What’s Wrong With Entertainment?
I think it’s safe to say that there are more people who would rather go to The Wizarding World of Harry Potter at Universal Studios, than people who actively participate in LARP every weekend. That doesn’t invalidate either pastime; it just shows the difference between a widely known form of entertainment and a subculture that has its own loyal devotees. This is the way things are in the MMO industry as well. More people will flock to a theme park games than will pick up a sandbox experience. You may not like this, but it is currently the established trend in online gaming.
Theme park MMOs like Rift, World of Warcraft, Age of Conan, LotRO (and so many more but I think you get the point) are plenty of fun for the people who love them. I’ll freely admit that I gladly plop down money and play all of the above and more from time to time. I like that my $15 (after initial purchase of course) can gain me access to “the parks” for thirty days at a time and that I can run around and ride the rides until I’m bored. I can also continue to visit that park should I find enough reason to do so, I can find fellow attendees to spend my time with, and I can linger there for months on end if the game grabs me. It’s like a season pass at Cedar Point. It’s the gift that keeps on giving… if you like the theme park.
In the real world not every amusement park is right for everyone. In some it takes too long to get to the fun rides. In others the rides may feel too much like bumper cars for those looking for bigger thrills, and then of course there are the kids who puke blue Icee on your shoes when you’re waiting in line for the tallest coaster. The same can be said of MMOs. Sometimes you won’t enjoy the theme, you might not enjoy the “rides”, and in many cases you simply won’t like the other attendees. But I fail to see how there’s anything wrong with the Theme Park formula. There isn’t. What’s unfortunate is that these big parks keep getting built with millions of dollars and the folks who would prefer something more free-form are being left behind.
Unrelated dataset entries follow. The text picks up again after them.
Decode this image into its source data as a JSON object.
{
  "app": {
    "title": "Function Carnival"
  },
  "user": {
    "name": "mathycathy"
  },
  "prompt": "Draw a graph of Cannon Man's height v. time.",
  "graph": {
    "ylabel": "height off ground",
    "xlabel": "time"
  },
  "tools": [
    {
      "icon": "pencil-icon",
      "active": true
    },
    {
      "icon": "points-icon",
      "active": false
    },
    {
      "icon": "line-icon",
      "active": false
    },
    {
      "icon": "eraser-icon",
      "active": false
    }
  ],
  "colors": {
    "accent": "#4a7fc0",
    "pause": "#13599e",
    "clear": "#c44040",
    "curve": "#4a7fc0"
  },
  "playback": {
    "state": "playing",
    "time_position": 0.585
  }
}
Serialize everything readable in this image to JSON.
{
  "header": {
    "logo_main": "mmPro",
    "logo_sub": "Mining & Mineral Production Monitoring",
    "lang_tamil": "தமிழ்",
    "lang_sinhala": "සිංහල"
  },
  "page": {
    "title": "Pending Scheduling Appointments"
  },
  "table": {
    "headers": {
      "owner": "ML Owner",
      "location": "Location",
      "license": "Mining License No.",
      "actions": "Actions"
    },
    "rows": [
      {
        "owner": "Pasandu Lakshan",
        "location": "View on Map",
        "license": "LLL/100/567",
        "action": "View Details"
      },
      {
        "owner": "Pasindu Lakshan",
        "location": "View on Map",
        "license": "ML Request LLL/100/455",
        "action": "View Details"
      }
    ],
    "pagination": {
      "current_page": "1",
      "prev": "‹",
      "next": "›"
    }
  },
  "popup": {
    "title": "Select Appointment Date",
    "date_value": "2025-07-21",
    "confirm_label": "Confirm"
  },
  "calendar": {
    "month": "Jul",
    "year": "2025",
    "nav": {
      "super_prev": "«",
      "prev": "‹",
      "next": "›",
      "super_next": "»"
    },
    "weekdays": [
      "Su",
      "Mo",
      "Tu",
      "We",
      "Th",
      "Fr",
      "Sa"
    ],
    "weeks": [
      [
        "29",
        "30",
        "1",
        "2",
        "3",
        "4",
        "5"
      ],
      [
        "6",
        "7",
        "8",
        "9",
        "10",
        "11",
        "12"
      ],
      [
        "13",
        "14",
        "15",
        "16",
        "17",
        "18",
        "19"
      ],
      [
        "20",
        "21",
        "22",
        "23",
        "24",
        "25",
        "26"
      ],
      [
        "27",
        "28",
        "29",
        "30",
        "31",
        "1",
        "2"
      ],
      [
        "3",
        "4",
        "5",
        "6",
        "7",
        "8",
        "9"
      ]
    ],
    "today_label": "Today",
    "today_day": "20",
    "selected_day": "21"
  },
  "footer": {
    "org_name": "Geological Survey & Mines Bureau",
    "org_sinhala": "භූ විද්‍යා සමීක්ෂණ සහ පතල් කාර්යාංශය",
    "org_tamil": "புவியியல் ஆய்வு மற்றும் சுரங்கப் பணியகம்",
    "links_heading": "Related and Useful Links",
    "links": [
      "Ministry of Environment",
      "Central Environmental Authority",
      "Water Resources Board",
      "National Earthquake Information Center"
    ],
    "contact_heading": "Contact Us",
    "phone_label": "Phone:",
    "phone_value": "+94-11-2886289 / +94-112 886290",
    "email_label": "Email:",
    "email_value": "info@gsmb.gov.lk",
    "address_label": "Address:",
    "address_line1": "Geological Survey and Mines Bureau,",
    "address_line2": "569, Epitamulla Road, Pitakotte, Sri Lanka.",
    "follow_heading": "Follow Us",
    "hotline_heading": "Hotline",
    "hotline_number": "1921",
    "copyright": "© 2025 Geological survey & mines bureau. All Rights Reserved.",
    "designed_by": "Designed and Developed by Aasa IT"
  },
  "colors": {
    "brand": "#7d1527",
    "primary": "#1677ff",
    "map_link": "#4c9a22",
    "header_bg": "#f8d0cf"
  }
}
I’m not saying there aren’t things about the current MMORPG model that I wouldn’t change. For instance, why can’t we break past the tired elder game mechanic of gear treadmills and repetitive instanced content? It worked in Rogue-likes of old and was carried over into the earliest theme park hits, but how on earth hasn’t something better than a carrot on a stick been designed by now? It reeks of lack of imagination and perhaps a tinge of laziness. And while maybe I’m in the minority I always find myself ditching a character at the level cap and starting anew or worse: leaving the game entirely. The gear grind mechanic does not work for retention as well as studios think and I sincerely hope someone out there is brave enough to try something different and soon. But then maybe the real solution is to ditch the subscription entirely.
I think that those who are harshly opposed to seeing the Theme Park formula propagate as much as it has are merely angered by the simple truth that it’s not the sandbox games that stole the limelight. I get that. I would be ticked too if I wasn’t a fan of both styles. I still visit Ultima Online, I love Fallen Earth. I’m anxious to try Xsyon when I have the time and I’ll revisit Earthrise when it’s had a bit of time to mature. But really this is how things are in the industry whether we like it or not: there just isn’t yet a clear enough audience to put the money behind a studio and give them enough time to make a truly polished and complete sandbox experience. Instead we’ve made sure with our spending habits that the games who do see the support and funding necessary to succeed are the games that offer a more guided theme park style of experience. Like Jon said earlier in the week, we’re the ones who guided this ship.
I’m waiting, like the rest of you, for a truly polished and fun sandbox title to hit the shelves. You can hearken back to the days of yore and say UO or SWG were, but be honest: they were not. In the meantime, I’m perfectly capable of enjoying the many theme parks on offer. Sure a lot of the rides are similar, and there’s always that problem of getting bored on my 100th time riding even the tallest coaster in the park… but I take them each at face value as entertainment. I have a feeling that the disgruntlement over “theme park” MMOs is more about how we approach them and what we expect from them, than their true value. What they offer is Six Flags, when what many want is a Civil War Reenactment Group on a massive scale.